◆ **Problem details**: For the data below, please report each line where the word "this" is found.

◆ **Given records**:
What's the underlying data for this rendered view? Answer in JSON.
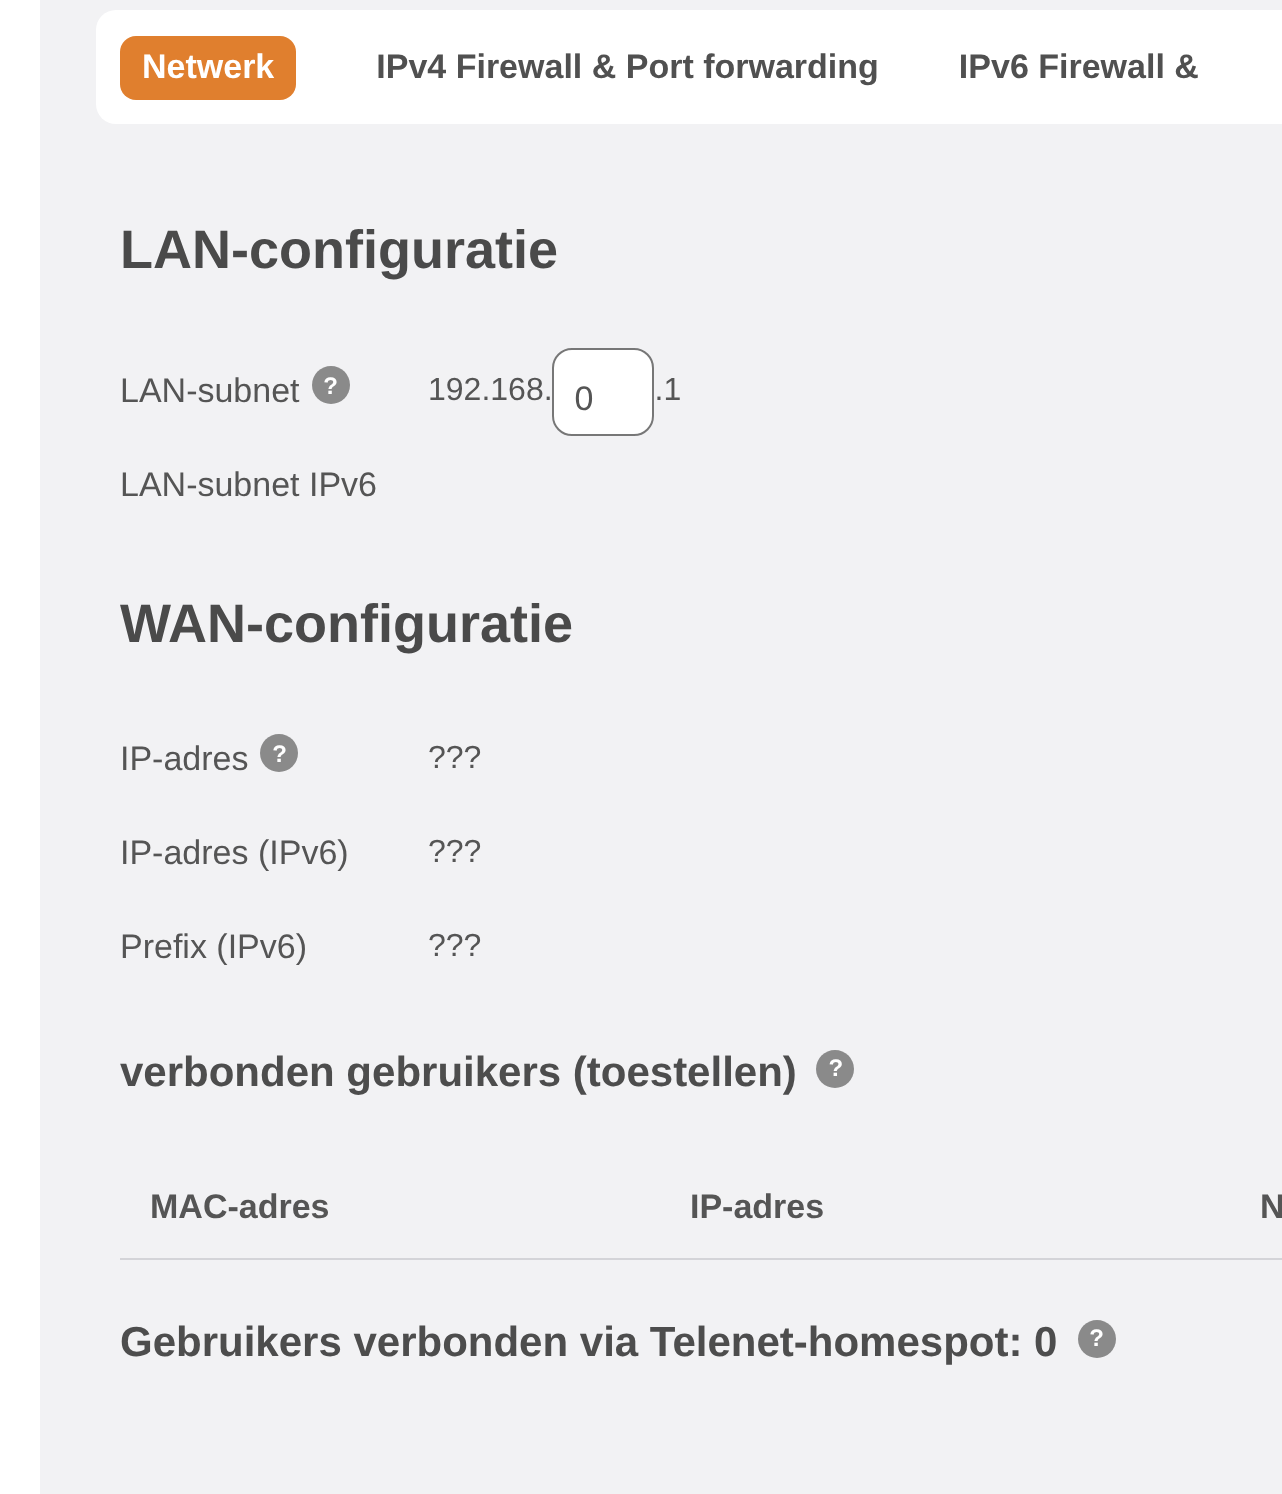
{
  "tabs": [
    {
      "label": "Netwerk",
      "selected": true
    },
    {
      "label": "IPv4 Firewall & Port forwarding",
      "selected": false
    },
    {
      "label": "IPv6 Firewall &",
      "selected": false
    }
  ],
  "lan": {
    "title": "LAN-configuratie",
    "rows": [
      {
        "kind": "ip",
        "label": "LAN-subnet",
        "help": "?",
        "prefix": "192.168.",
        "value": "0",
        "suffix": ".1"
      },
      {
        "label": "LAN-subnet IPv6"
      }
    ]
  },
  "wan": {
    "title": "WAN-configuratie",
    "rows": [
      {
        "kind": "text",
        "label": "IP-adres",
        "help": "?",
        "value": "???"
      },
      {
        "kind": "text",
        "label": "IP-adres (IPv6)",
        "value": "???"
      },
      {
        "kind": "text",
        "label": "Prefix (IPv6)",
        "value": "???"
      }
    ]
  },
  "users": {
    "title": "verbonden gebruikers (toestellen)",
    "help": "?",
    "columns": [
      "MAC-adres",
      "IP-adres",
      "N"
    ]
  },
  "homespot": {
    "title": "Gebruikers verbonden via Telenet-homespot: 0",
    "help": "?"
  }
}
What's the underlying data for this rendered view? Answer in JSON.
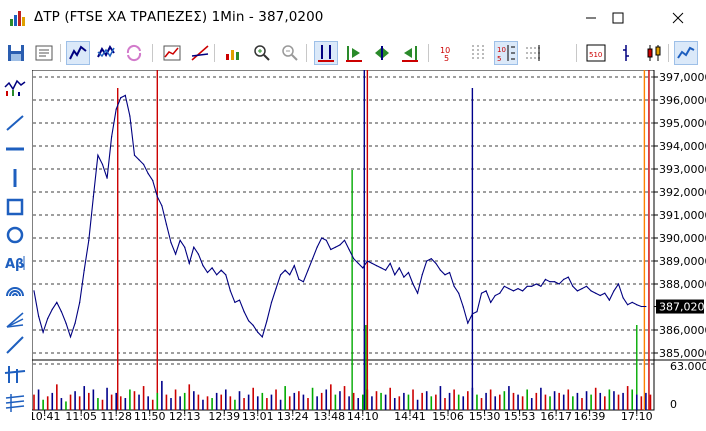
{
  "window": {
    "title": "ΔΤΡ (FTSE XA ΤΡΑΠΕΖΕΣ) 1Min - 387,0200",
    "app_icon": "chart-app-icon",
    "controls": [
      "minimize-icon",
      "maximize-icon",
      "close-icon"
    ]
  },
  "toolbar": {
    "buttons": [
      {
        "name": "save-icon",
        "active": false
      },
      {
        "name": "properties-icon",
        "active": false
      },
      {
        "name": "line-chart-mode-icon",
        "active": true
      },
      {
        "name": "compare-chart-icon",
        "active": false
      },
      {
        "name": "refresh-icon",
        "active": false
      },
      {
        "name": "indicator-chart-icon",
        "active": false
      },
      {
        "name": "trendline-chart-icon",
        "active": false
      },
      {
        "name": "add-indicator-icon",
        "active": false
      },
      {
        "name": "zoom-in-icon",
        "active": false
      },
      {
        "name": "zoom-out-icon",
        "active": false
      },
      {
        "name": "fit-height-icon",
        "active": true
      },
      {
        "name": "scroll-start-icon",
        "active": false
      },
      {
        "name": "center-icon",
        "active": false
      },
      {
        "name": "scroll-end-icon",
        "active": false
      },
      {
        "name": "decimal-icon",
        "active": false
      },
      {
        "name": "grid-vertical-icon",
        "active": false
      },
      {
        "name": "grid-horizontal-icon",
        "active": true
      },
      {
        "name": "grid-both-icon",
        "active": false
      },
      {
        "name": "grid-values-icon",
        "active": false
      },
      {
        "name": "bar-chart-type-icon",
        "active": false
      },
      {
        "name": "candlestick-chart-type-icon",
        "active": false
      },
      {
        "name": "line-chart-type-icon",
        "active": true
      },
      {
        "name": "point-figure-icon",
        "active": false
      }
    ]
  },
  "drawing_tools": [
    "price-volume-icon",
    "trend-line-icon",
    "horizontal-line-icon",
    "vertical-line-icon",
    "rectangle-icon",
    "ellipse-icon",
    "text-tool-icon",
    "arc-tool-icon",
    "fan-tool-icon",
    "ray-tool-icon",
    "cross-hair-tool-icon",
    "fibonacci-tool-icon"
  ],
  "colors": {
    "price_line": "#000080",
    "volume_red": "#cc0000",
    "volume_blue": "#00008b",
    "volume_green": "#00aa00",
    "grid": "#000000",
    "marker_red": "#cc0000",
    "marker_orange": "#ff8000",
    "marker_blue": "#00008b",
    "marker_green": "#00aa00"
  },
  "chart_data": {
    "type": "line",
    "title": "ΔΤΡ (FTSE XA ΤΡΑΠΕΖΕΣ) 1Min",
    "last_value": "387,0200",
    "price_axis_labels": [
      "397,0000",
      "396,0000",
      "395,0000",
      "394,0000",
      "393,0000",
      "392,0000",
      "391,0000",
      "390,0000",
      "389,0000",
      "388,0000",
      "387,0200",
      "386,0000",
      "385,0000"
    ],
    "price_ylim": [
      385.0,
      397.0
    ],
    "volume_axis_labels": [
      "63.000",
      "0"
    ],
    "volume_ylim": [
      0,
      63000
    ],
    "time_labels": [
      "10:41",
      "11:05",
      "11:28",
      "11:50",
      "12:13",
      "12:39",
      "13:01",
      "13:24",
      "13:48",
      "14:10",
      "14:41",
      "15:06",
      "15:30",
      "15:53",
      "16:17",
      "16:39",
      "17:10"
    ],
    "time_ticks_minutes": [
      641,
      665,
      688,
      710,
      733,
      759,
      781,
      804,
      828,
      850,
      881,
      906,
      930,
      953,
      977,
      999,
      1030
    ],
    "grid": "horizontal",
    "series": [
      {
        "name": "price",
        "x_minutes": [
          634,
          637,
          640,
          643,
          646,
          649,
          652,
          655,
          658,
          661,
          664,
          667,
          670,
          673,
          676,
          679,
          682,
          685,
          688,
          691,
          694,
          697,
          700,
          703,
          706,
          709,
          712,
          715,
          718,
          721,
          724,
          727,
          730,
          733,
          736,
          739,
          742,
          745,
          748,
          751,
          754,
          757,
          760,
          763,
          766,
          769,
          772,
          775,
          778,
          781,
          784,
          787,
          790,
          793,
          796,
          799,
          802,
          805,
          808,
          811,
          814,
          817,
          820,
          823,
          826,
          829,
          832,
          835,
          838,
          841,
          844,
          847,
          850,
          853,
          856,
          859,
          862,
          865,
          868,
          871,
          874,
          877,
          880,
          883,
          886,
          889,
          892,
          895,
          898,
          901,
          904,
          907,
          910,
          913,
          916,
          919,
          922,
          925,
          928,
          931,
          934,
          937,
          940,
          943,
          946,
          949,
          952,
          955,
          958,
          961,
          964,
          967,
          970,
          973,
          976,
          979,
          982,
          985,
          988,
          991,
          994,
          997,
          1000,
          1003,
          1006,
          1009,
          1012,
          1015,
          1018,
          1021,
          1024,
          1027,
          1030,
          1033,
          1036
        ],
        "y": [
          387.7,
          386.6,
          385.9,
          386.5,
          386.9,
          387.2,
          386.8,
          386.3,
          385.7,
          386.3,
          387.2,
          388.6,
          389.9,
          391.8,
          393.6,
          393.2,
          392.6,
          394.4,
          395.6,
          396.1,
          396.2,
          395.3,
          393.6,
          393.4,
          393.2,
          392.8,
          392.5,
          391.8,
          391.4,
          390.6,
          389.8,
          389.3,
          389.9,
          389.6,
          388.9,
          389.6,
          389.3,
          388.8,
          388.5,
          388.7,
          388.4,
          388.6,
          388.4,
          387.7,
          387.2,
          387.3,
          386.8,
          386.4,
          386.2,
          385.9,
          385.7,
          386.4,
          387.2,
          387.8,
          388.4,
          388.6,
          388.4,
          388.8,
          388.2,
          388.1,
          388.6,
          389.1,
          389.6,
          390.0,
          389.9,
          389.5,
          389.6,
          389.7,
          389.9,
          389.5,
          389.1,
          388.9,
          388.7,
          389.0,
          388.9,
          388.8,
          388.7,
          388.6,
          388.9,
          388.4,
          388.7,
          388.3,
          388.5,
          388.0,
          387.6,
          388.4,
          389.0,
          389.1,
          388.9,
          388.6,
          388.4,
          388.5,
          387.9,
          387.6,
          387.0,
          386.3,
          386.7,
          386.8,
          387.6,
          387.7,
          387.2,
          387.5,
          387.6,
          387.9,
          387.8,
          387.7,
          387.8,
          387.7,
          387.9,
          387.9,
          388.0,
          387.9,
          388.2,
          388.1,
          388.1,
          388.0,
          388.2,
          388.3,
          387.9,
          387.7,
          387.8,
          387.9,
          387.7,
          387.6,
          387.5,
          387.6,
          387.3,
          387.7,
          388.0,
          387.4,
          387.1,
          387.2,
          387.1,
          387.02,
          387.02
        ]
      },
      {
        "name": "volume",
        "values": [
          9,
          12,
          6,
          8,
          10,
          15,
          7,
          5,
          9,
          11,
          8,
          14,
          10,
          12,
          7,
          6,
          13,
          9,
          10,
          8,
          7,
          12,
          11,
          9,
          14,
          8,
          6,
          10,
          17,
          9,
          7,
          12,
          8,
          10,
          15,
          11,
          9,
          6,
          8,
          7,
          10,
          9,
          12,
          8,
          6,
          11,
          7,
          9,
          13,
          8,
          10,
          7,
          9,
          12,
          6,
          14,
          8,
          10,
          11,
          9,
          7,
          13,
          8,
          10,
          12,
          15,
          9,
          11,
          14,
          8,
          10,
          7,
          9,
          12,
          8,
          11,
          10,
          9,
          13,
          7,
          8,
          10,
          9,
          12,
          6,
          10,
          11,
          8,
          9,
          14,
          7,
          10,
          12,
          9,
          8,
          11,
          13,
          9,
          7,
          10,
          12,
          8,
          9,
          11,
          14,
          10,
          9,
          8,
          12,
          7,
          10,
          13,
          9,
          8,
          11,
          10,
          9,
          12,
          8,
          10,
          7,
          11,
          9,
          13,
          10,
          8,
          12,
          11,
          9,
          10,
          14,
          12,
          9,
          8,
          10,
          9
        ],
        "colors": [
          "r",
          "b",
          "g",
          "r",
          "b",
          "r",
          "b",
          "g",
          "r",
          "b",
          "r",
          "b",
          "r",
          "b",
          "g",
          "r",
          "b",
          "r",
          "b",
          "r",
          "b",
          "g",
          "r",
          "b",
          "r",
          "b",
          "r",
          "g",
          "b",
          "r",
          "b",
          "r",
          "b",
          "g",
          "r",
          "b",
          "r",
          "b",
          "r",
          "g",
          "b",
          "r",
          "b",
          "r",
          "g",
          "b",
          "r",
          "b",
          "r",
          "b",
          "g",
          "r",
          "b",
          "r",
          "b",
          "g",
          "r",
          "b",
          "r",
          "b",
          "r",
          "g",
          "b",
          "r",
          "b",
          "r",
          "g",
          "b",
          "r",
          "b",
          "r",
          "b",
          "g",
          "r",
          "b",
          "r",
          "g",
          "b",
          "r",
          "b",
          "r",
          "b",
          "g",
          "r",
          "b",
          "r",
          "b",
          "g",
          "r",
          "b",
          "r",
          "b",
          "r",
          "g",
          "b",
          "r",
          "b",
          "g",
          "r",
          "b",
          "r",
          "b",
          "r",
          "g",
          "b",
          "r",
          "b",
          "r",
          "g",
          "b",
          "r",
          "b",
          "r",
          "g",
          "b",
          "r",
          "b",
          "r",
          "g",
          "b",
          "r",
          "b",
          "g",
          "r",
          "b",
          "r",
          "g",
          "b",
          "r",
          "b",
          "r",
          "g",
          "b",
          "r",
          "b",
          "r"
        ]
      }
    ],
    "markers": [
      {
        "time_minutes": 689,
        "color": "red",
        "height": "tall"
      },
      {
        "time_minutes": 715,
        "color": "red",
        "height": "full"
      },
      {
        "time_minutes": 843,
        "color": "green",
        "height": "medium"
      },
      {
        "time_minutes": 851,
        "color": "blue",
        "height": "full"
      },
      {
        "time_minutes": 853,
        "color": "red",
        "height": "full"
      },
      {
        "time_minutes": 852,
        "color": "green",
        "height": "short"
      },
      {
        "time_minutes": 922,
        "color": "blue",
        "height": "tall"
      },
      {
        "time_minutes": 1035,
        "color": "orange",
        "height": "full"
      },
      {
        "time_minutes": 1038,
        "color": "red",
        "height": "full"
      },
      {
        "time_minutes": 1030,
        "color": "green",
        "height": "short"
      }
    ]
  }
}
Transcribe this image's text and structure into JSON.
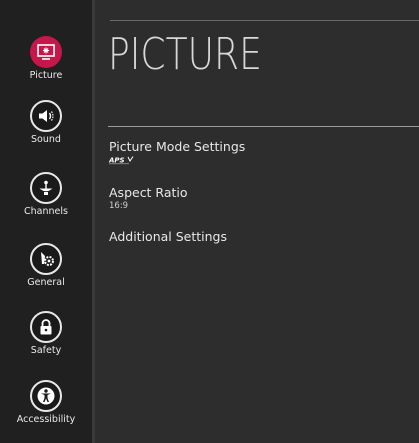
{
  "sidebar": {
    "items": [
      {
        "label": "Picture",
        "icon": "picture-icon",
        "active": true
      },
      {
        "label": "Sound",
        "icon": "speaker-icon",
        "active": false
      },
      {
        "label": "Channels",
        "icon": "satellite-dish-icon",
        "active": false
      },
      {
        "label": "General",
        "icon": "tools-icon",
        "active": false
      },
      {
        "label": "Safety",
        "icon": "lock-icon",
        "active": false
      },
      {
        "label": "Accessibility",
        "icon": "accessibility-icon",
        "active": false
      }
    ]
  },
  "main": {
    "title": "PICTURE",
    "menu": [
      {
        "label": "Picture Mode Settings",
        "value_logo": "aps-logo"
      },
      {
        "label": "Aspect Ratio",
        "value": "16:9"
      },
      {
        "label": "Additional Settings"
      }
    ]
  },
  "colors": {
    "accent": "#c5174a",
    "background": "#2d2d2d",
    "sidebar": "#202020"
  }
}
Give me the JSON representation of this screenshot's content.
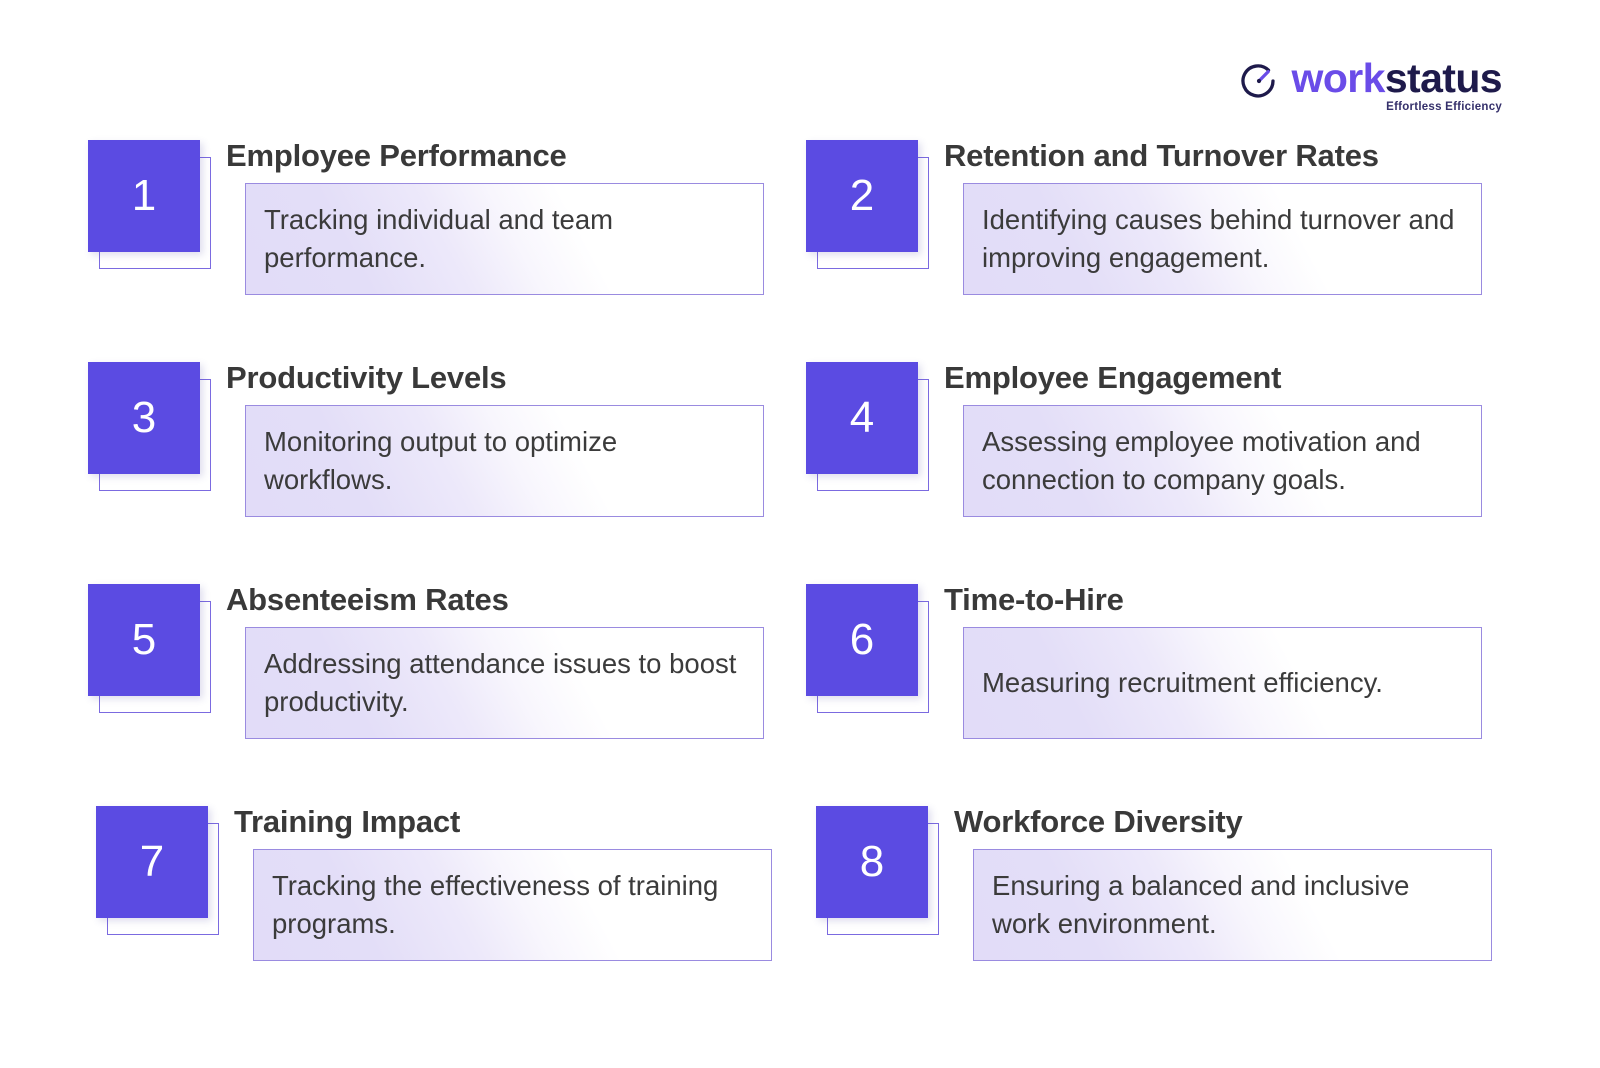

◆ **Expected output**:
What's the underlying data for this rendered view? Answer in JSON.
What's the underlying data for this rendered view? Answer in JSON.
Transcribe this image's text and structure into JSON.
Give me the JSON representation of this screenshot's content.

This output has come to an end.